Material supplied:
· · · ·

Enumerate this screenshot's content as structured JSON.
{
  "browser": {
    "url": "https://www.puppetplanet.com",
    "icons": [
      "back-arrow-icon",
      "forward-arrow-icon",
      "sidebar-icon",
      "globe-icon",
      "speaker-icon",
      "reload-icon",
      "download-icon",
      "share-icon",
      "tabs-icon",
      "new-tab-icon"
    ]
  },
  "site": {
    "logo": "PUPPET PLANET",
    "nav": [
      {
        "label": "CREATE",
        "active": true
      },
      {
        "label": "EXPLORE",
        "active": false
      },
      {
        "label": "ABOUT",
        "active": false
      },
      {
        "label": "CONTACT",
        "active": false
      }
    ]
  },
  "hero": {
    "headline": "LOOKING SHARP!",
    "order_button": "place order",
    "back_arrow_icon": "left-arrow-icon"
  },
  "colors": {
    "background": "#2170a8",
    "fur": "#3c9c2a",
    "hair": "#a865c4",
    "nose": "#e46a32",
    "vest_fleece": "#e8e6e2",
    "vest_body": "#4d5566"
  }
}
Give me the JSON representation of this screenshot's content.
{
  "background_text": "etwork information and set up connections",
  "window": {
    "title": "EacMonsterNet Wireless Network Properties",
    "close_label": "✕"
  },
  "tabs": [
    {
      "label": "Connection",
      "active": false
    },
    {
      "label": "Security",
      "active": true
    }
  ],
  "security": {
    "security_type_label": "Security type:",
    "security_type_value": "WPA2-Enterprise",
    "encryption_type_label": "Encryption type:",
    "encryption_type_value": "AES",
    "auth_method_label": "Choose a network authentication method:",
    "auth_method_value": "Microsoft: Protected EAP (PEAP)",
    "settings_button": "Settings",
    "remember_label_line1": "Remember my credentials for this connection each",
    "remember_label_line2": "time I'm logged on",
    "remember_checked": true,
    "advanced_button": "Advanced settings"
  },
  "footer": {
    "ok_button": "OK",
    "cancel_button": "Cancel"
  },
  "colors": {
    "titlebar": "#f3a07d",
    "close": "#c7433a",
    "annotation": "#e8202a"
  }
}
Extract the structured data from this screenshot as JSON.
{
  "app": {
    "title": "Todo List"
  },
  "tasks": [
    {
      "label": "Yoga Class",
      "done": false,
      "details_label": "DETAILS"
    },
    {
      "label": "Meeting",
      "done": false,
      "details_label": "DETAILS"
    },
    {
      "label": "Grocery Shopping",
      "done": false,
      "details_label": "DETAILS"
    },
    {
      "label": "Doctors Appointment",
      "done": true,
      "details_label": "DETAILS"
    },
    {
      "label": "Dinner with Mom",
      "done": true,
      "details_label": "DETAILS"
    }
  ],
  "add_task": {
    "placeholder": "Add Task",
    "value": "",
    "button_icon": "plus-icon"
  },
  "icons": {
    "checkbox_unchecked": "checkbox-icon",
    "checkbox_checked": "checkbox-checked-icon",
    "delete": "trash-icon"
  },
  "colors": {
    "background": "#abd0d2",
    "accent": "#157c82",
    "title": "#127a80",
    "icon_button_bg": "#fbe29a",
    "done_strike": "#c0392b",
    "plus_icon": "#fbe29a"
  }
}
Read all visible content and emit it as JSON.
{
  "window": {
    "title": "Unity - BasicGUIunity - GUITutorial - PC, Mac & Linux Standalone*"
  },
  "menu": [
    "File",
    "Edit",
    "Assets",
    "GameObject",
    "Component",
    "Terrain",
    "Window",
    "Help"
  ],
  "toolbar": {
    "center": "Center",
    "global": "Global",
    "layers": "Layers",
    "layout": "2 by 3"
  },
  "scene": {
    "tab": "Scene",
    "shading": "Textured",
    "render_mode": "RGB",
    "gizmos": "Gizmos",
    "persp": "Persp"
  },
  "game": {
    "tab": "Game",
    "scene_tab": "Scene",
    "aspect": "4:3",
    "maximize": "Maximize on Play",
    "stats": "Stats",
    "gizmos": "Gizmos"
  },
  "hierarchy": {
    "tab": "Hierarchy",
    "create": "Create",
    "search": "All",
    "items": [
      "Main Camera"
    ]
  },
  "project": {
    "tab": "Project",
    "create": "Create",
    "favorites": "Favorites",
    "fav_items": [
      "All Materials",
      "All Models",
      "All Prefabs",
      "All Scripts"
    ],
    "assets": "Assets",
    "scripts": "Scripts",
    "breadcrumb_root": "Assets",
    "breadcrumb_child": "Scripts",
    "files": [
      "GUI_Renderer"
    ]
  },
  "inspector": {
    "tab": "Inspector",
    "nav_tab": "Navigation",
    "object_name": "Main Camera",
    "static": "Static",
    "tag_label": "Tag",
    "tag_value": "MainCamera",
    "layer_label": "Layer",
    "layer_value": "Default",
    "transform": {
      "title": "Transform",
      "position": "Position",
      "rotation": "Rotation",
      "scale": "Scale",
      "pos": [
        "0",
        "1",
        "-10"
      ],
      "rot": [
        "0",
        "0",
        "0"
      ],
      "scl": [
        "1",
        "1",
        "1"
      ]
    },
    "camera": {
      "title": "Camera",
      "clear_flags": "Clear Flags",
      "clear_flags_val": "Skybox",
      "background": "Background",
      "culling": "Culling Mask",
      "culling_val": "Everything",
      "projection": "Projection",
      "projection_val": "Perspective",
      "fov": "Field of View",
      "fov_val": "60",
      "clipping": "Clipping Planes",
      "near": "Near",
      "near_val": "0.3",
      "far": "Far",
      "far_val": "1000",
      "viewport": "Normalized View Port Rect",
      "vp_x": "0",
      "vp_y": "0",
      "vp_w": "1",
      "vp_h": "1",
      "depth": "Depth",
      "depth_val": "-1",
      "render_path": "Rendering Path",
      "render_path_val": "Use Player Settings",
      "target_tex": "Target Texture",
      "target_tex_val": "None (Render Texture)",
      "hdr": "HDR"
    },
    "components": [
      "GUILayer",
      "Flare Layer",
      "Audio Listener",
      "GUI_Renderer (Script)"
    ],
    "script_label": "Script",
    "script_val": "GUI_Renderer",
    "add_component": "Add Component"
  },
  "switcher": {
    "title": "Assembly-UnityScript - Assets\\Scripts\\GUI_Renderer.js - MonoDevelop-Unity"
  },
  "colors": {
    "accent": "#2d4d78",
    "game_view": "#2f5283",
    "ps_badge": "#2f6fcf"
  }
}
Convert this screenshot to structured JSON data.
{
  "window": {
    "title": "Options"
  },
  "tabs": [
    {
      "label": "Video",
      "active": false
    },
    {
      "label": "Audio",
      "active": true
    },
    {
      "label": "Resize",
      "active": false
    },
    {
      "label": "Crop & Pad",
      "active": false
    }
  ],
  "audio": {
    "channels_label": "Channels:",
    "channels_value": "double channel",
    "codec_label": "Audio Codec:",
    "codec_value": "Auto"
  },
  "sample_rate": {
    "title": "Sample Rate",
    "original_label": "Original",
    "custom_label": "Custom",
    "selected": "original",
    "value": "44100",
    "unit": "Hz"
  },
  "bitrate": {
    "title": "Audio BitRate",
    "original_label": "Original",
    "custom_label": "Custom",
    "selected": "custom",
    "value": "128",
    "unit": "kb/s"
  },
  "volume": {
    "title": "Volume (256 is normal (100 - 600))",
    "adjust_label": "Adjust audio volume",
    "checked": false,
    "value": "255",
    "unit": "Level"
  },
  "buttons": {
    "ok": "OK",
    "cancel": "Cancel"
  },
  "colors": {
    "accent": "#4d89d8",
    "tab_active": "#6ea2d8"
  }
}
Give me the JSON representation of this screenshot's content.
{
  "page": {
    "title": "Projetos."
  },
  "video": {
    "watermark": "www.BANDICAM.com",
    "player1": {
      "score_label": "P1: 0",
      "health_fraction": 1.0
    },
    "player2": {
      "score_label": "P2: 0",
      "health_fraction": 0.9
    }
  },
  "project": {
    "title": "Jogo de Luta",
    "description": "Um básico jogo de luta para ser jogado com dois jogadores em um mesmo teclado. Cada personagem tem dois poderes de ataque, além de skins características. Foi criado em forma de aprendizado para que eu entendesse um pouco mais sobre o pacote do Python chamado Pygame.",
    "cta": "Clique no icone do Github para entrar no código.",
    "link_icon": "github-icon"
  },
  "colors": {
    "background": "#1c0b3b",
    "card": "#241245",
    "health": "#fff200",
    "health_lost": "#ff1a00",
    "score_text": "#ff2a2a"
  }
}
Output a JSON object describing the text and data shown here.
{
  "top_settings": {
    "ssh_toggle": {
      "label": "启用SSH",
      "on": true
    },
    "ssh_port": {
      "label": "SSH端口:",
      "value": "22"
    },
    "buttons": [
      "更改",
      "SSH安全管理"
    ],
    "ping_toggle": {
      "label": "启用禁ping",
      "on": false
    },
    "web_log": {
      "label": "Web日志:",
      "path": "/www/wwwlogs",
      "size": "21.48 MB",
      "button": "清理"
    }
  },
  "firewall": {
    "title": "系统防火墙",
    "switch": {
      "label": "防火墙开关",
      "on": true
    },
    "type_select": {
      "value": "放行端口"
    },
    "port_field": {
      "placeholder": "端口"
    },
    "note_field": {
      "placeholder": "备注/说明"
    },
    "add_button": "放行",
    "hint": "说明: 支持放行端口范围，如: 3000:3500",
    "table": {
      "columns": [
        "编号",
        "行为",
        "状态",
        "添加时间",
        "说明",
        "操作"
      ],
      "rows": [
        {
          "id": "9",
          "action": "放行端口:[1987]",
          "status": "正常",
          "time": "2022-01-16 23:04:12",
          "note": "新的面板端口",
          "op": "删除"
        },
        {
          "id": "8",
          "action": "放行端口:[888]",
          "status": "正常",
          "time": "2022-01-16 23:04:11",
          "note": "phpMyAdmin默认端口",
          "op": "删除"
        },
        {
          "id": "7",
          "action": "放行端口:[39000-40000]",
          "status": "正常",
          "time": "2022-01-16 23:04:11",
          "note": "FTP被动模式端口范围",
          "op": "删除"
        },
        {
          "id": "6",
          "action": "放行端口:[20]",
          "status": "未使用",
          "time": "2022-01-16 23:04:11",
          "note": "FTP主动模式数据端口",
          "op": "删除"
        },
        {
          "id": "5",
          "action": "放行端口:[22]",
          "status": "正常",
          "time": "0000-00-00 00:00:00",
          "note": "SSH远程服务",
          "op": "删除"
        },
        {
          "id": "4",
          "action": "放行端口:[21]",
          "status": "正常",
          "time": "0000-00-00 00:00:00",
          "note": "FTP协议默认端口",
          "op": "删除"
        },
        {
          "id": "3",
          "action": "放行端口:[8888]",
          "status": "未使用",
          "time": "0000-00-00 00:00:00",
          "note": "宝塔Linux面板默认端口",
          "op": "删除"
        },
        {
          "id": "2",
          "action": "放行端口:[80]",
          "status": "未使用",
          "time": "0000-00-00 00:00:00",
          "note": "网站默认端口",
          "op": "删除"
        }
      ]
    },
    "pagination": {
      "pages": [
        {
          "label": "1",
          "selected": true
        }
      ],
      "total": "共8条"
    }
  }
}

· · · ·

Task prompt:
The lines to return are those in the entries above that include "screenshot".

Output for this task:
Enumerate this screenshot's content as structured JSON.
Give me the JSON representation of this screenshot's content.
Extract the structured data from this screenshot as JSON.
Convert this screenshot to structured JSON data.
Give me the JSON representation of this screenshot's content.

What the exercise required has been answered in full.